Human Rights Watch, among other groups, said Thursday that around three dozen people were killed in clashes in a 48-hour period.
“Syria’s security forces are showing the same cruel disregard for protesters’ lives as their counterparts in Libya, Tunisia, Egypt, Yemen, and Bahrain,” said Sarah Leah Whitson, Middle East and North Africa director at Human Rights Watch.
“President Bashar al-Assad’s talk about reforms doesn’t mean anything when his security forces are mowing down people who want to talk about them.”
The government announced a number of measures that apparently addressed protesters’ demands. Among them are decrees to cut taxes and raise government workers’ salaries by 1,500 Syrian pounds ($32.60 US) a month and pledges to provide more press freedoms, increased job opportunities and curbs on government corruption.

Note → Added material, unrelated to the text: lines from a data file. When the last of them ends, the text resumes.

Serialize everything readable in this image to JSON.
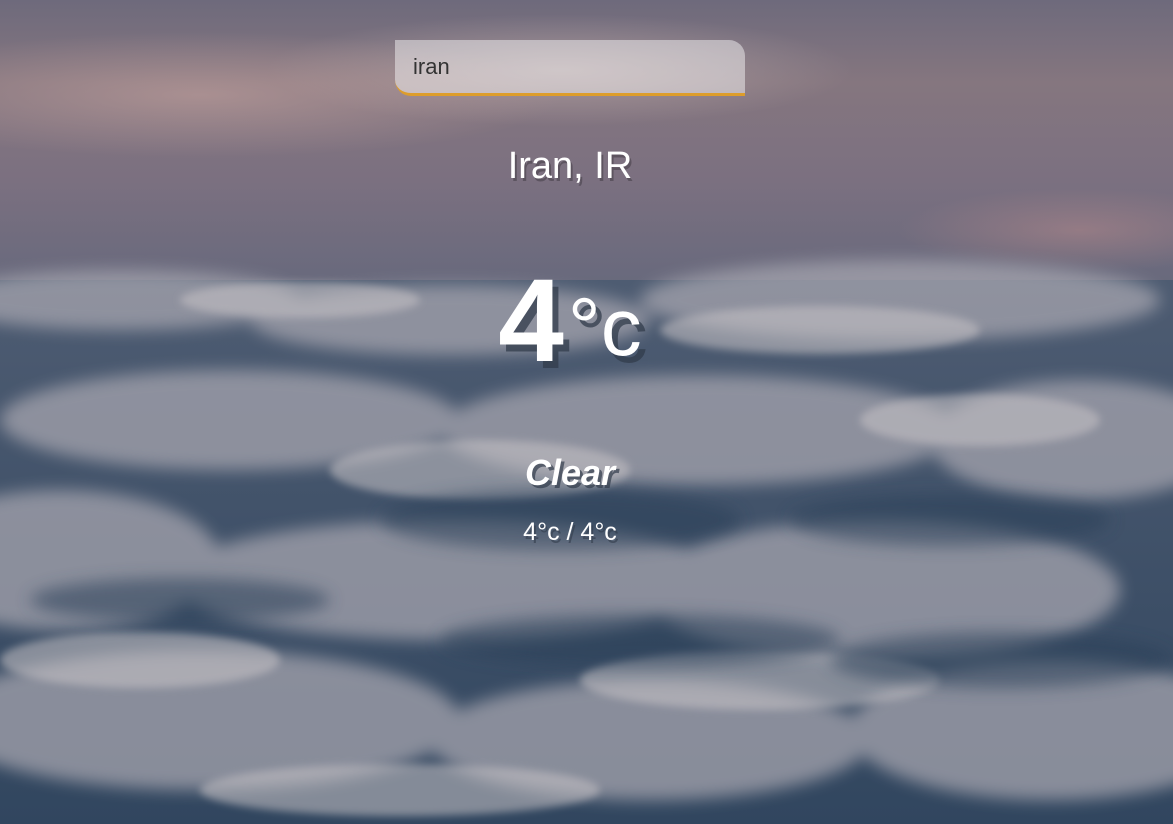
{
  "search": {
    "value": "iran",
    "accent_color": "#dd9d2b"
  },
  "location": {
    "name": "Iran, IR"
  },
  "current": {
    "temperature": "4",
    "unit": "°c"
  },
  "weather": {
    "description": "Clear",
    "hi_low": "4°c / 4°c"
  },
  "background": {
    "image": "cloudy-sky"
  }
}
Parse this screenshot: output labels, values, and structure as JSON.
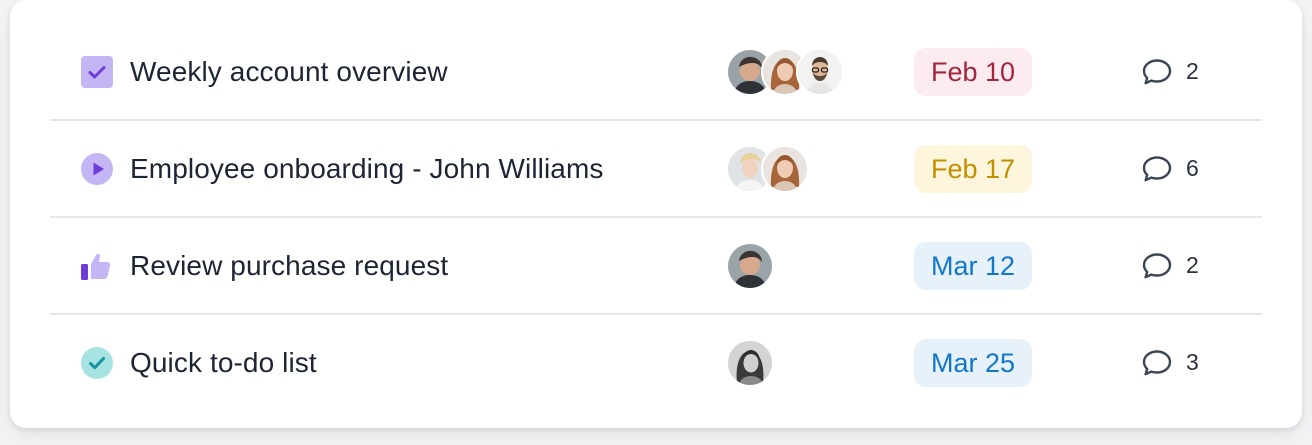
{
  "tasks": [
    {
      "title": "Weekly account overview",
      "status_icon": "purple-checkbox-icon",
      "avatars": [
        "avatar-man-dark-hair",
        "avatar-woman-auburn-hair",
        "avatar-man-glasses-beard"
      ],
      "due": "Feb 10",
      "due_color": "#a3263d",
      "comments": "2"
    },
    {
      "title": "Employee onboarding - John Williams",
      "status_icon": "play-circle-icon",
      "avatars": [
        "avatar-man-blond",
        "avatar-woman-auburn-hair"
      ],
      "due": "Feb 17",
      "due_color": "#c18f00",
      "comments": "6"
    },
    {
      "title": "Review purchase request",
      "status_icon": "thumbs-up-icon",
      "avatars": [
        "avatar-man-dark-hair"
      ],
      "due": "Mar 12",
      "due_color": "#1177c9",
      "comments": "2"
    },
    {
      "title": "Quick to-do list",
      "status_icon": "teal-check-circle-icon",
      "avatars": [
        "avatar-woman-grayscale"
      ],
      "due": "Mar 25",
      "due_color": "#1177c9",
      "comments": "3"
    }
  ],
  "colors": {
    "purple_accent": "#8b5cf6",
    "purple_light": "#c4b5f5",
    "teal": "#17a2a8",
    "divider": "#e6e7ea"
  }
}
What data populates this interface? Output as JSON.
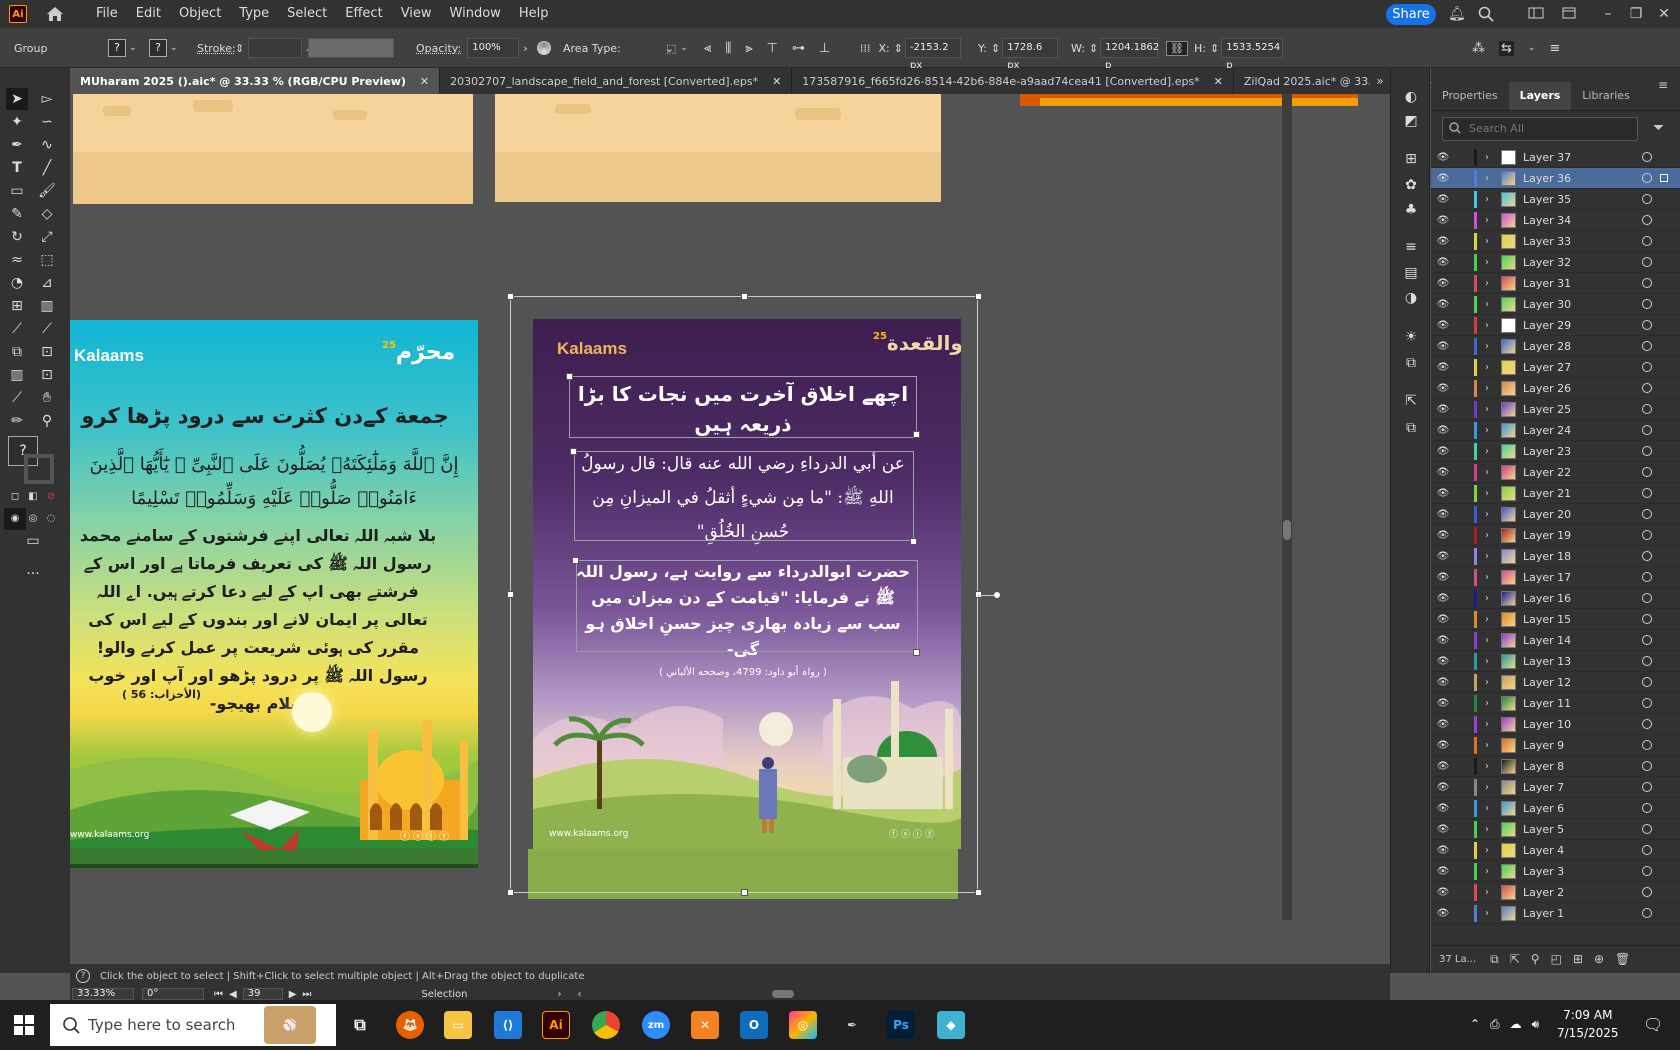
{
  "app": {
    "logo": "Ai",
    "share_label": "Share"
  },
  "menu": [
    "File",
    "Edit",
    "Object",
    "Type",
    "Select",
    "Effect",
    "View",
    "Window",
    "Help"
  ],
  "control": {
    "selection_type": "Group",
    "stroke_label": "Stroke:",
    "opacity_label": "Opacity:",
    "opacity_value": "100%",
    "area_type_label": "Area Type:",
    "x_label": "X:",
    "x_value": "-2153.2 px",
    "y_label": "Y:",
    "y_value": "1728.6 px",
    "w_label": "W:",
    "w_value": "1204.1862 p",
    "h_label": "H:",
    "h_value": "1533.5254 p"
  },
  "tabs": [
    {
      "label": "MUharam 2025 ().aic* @ 33.33 % (RGB/CPU Preview)",
      "active": true
    },
    {
      "label": "20302707_landscape_field_and_forest [Converted].eps*",
      "active": false
    },
    {
      "label": "173587916_f665fd26-8514-42b6-884e-a9aad74cea41 [Converted].eps*",
      "active": false
    },
    {
      "label": "ZilQad 2025.aic* @ 33.33 % (RGB/CPU",
      "active": false
    }
  ],
  "panel": {
    "tabs": [
      "Properties",
      "Layers",
      "Libraries"
    ],
    "active_tab": "Layers",
    "search_placeholder": "Search All",
    "footer_count": "37 La...",
    "layers": [
      {
        "name": "Layer 37",
        "color": "#1a1a1a",
        "selected": false
      },
      {
        "name": "Layer 36",
        "color": "#4f7fd6",
        "selected": true
      },
      {
        "name": "Layer 35",
        "color": "#3ec7e0",
        "selected": false
      },
      {
        "name": "Layer 34",
        "color": "#d64fd6",
        "selected": false
      },
      {
        "name": "Layer 33",
        "color": "#e0d23e",
        "selected": false
      },
      {
        "name": "Layer 32",
        "color": "#3ed64f",
        "selected": false
      },
      {
        "name": "Layer 31",
        "color": "#d64f4f",
        "selected": false
      },
      {
        "name": "Layer 30",
        "color": "#4fd64f",
        "selected": false
      },
      {
        "name": "Layer 29",
        "color": "#d63e3e",
        "selected": false
      },
      {
        "name": "Layer 28",
        "color": "#3e6ad6",
        "selected": false
      },
      {
        "name": "Layer 27",
        "color": "#e0d23e",
        "selected": false
      },
      {
        "name": "Layer 26",
        "color": "#d6884f",
        "selected": false
      },
      {
        "name": "Layer 25",
        "color": "#6a3ed6",
        "selected": false
      },
      {
        "name": "Layer 24",
        "color": "#3e9ad6",
        "selected": false
      },
      {
        "name": "Layer 23",
        "color": "#3ed6a0",
        "selected": false
      },
      {
        "name": "Layer 22",
        "color": "#d63e88",
        "selected": false
      },
      {
        "name": "Layer 21",
        "color": "#7ad63e",
        "selected": false
      },
      {
        "name": "Layer 20",
        "color": "#3e5ad6",
        "selected": false
      },
      {
        "name": "Layer 19",
        "color": "#b02020",
        "selected": false
      },
      {
        "name": "Layer 18",
        "color": "#8888e0",
        "selected": false
      },
      {
        "name": "Layer 17",
        "color": "#d64f88",
        "selected": false
      },
      {
        "name": "Layer 16",
        "color": "#1a1aa0",
        "selected": false
      },
      {
        "name": "Layer 15",
        "color": "#e08a20",
        "selected": false
      },
      {
        "name": "Layer 14",
        "color": "#8a3ed6",
        "selected": false
      },
      {
        "name": "Layer 13",
        "color": "#20a0a0",
        "selected": false
      },
      {
        "name": "Layer 12",
        "color": "#c8a060",
        "selected": false
      },
      {
        "name": "Layer 11",
        "color": "#208a40",
        "selected": false
      },
      {
        "name": "Layer 10",
        "color": "#a03ed6",
        "selected": false
      },
      {
        "name": "Layer 9",
        "color": "#e07020",
        "selected": false
      },
      {
        "name": "Layer 8",
        "color": "#1a1a1a",
        "selected": false
      },
      {
        "name": "Layer 7",
        "color": "#888888",
        "selected": false
      },
      {
        "name": "Layer 6",
        "color": "#3e9ad6",
        "selected": false
      },
      {
        "name": "Layer 5",
        "color": "#3ed64f",
        "selected": false
      },
      {
        "name": "Layer 4",
        "color": "#e0d23e",
        "selected": false
      },
      {
        "name": "Layer 3",
        "color": "#3ed64f",
        "selected": false
      },
      {
        "name": "Layer 2",
        "color": "#d64f4f",
        "selected": false
      },
      {
        "name": "Layer 1",
        "color": "#4f7fd6",
        "selected": false
      }
    ]
  },
  "status": {
    "hint": "Click the object to select  |  Shift+Click to select multiple object  |  Alt+Drag the object to duplicate",
    "zoom": "33.33%",
    "rotation": "0°",
    "artboard": "39",
    "tool": "Selection"
  },
  "taskbar": {
    "search_placeholder": "Type here to search",
    "time": "7:09 AM",
    "date": "7/15/2025"
  },
  "artboard_left": {
    "brand": "Kalaams",
    "heading": "جمعة کےدن کثرت سے درود پڑھا کرو",
    "ayah": "إِنَّ ٱللَّهَ وَمَلَٰٓئِكَتَهُۥ يُصَلُّونَ عَلَى ٱلنَّبِىِّ ۚ يَٰٓأَيُّهَا ٱلَّذِينَ ءَامَنُوا۟ صَلُّوا۟ عَلَيْهِ وَسَلِّمُوا۟ تَسْلِيمًا",
    "body": "بلا شبہ اللہ تعالی اپنے فرشتوں کے سامنے محمد رسول اللہ ﷺ کی تعریف فرماتا ہے اور اس کے فرشتے بھی اپ کے لیے دعا کرتے ہیں. اے اللہ تعالی پر ایمان لانے اور بندوں کے لیے اس کی مقرر کی ہوئی شریعت پر عمل کرنے والو! رسول اللہ ﷺ پر درود پڑھو اور آپ اور خوب سلام بھیجو-",
    "reference": "(الأحزاب: 56 )",
    "website": "www.kalaams.org"
  },
  "artboard_right": {
    "brand": "Kalaams",
    "heading": "اچھے اخلاق آخرت میں نجات کا بڑا ذریعہ ہیں",
    "hadith_ar": "عن أبي الدرداءِ رضي الله عنه قال: قال رسولُ اللهِ ﷺ: \"ما مِن شيءٍ أثقلُ في الميزانِ مِن حُسنِ الخُلُقِ\"",
    "hadith_ur": "حضرت ابوالدرداء سے روایت ہے، رسول اللہ ﷺ نے فرمایا: \"قیامت کے دن میزان میں سب سے زیادہ بھاری چیز حسنِ اخلاق ہو گی-",
    "reference": "( رواہ أبو داود: 4799، وصححه الألباني )",
    "website": "www.kalaams.org"
  }
}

The government said it will form a committee “to contact and listen to citizens in Daraa.”
It also said it would study lifting the country’s emergency law and adopting new legislation that would license political parties.
Syria’s emergency law has been in effect since 1963. It allows the government to make preventive arrests and override constitutional and penal code statutes. It also bars detainees who haven’t been charged from filing court complaints or from having a lawyer present during interrogations.
Why not- brutal dictator slaughtering freedom loving protestors wanting political reform, in the Middle East, we already have lots of troops and a NATO command structure in place for Libya we could use.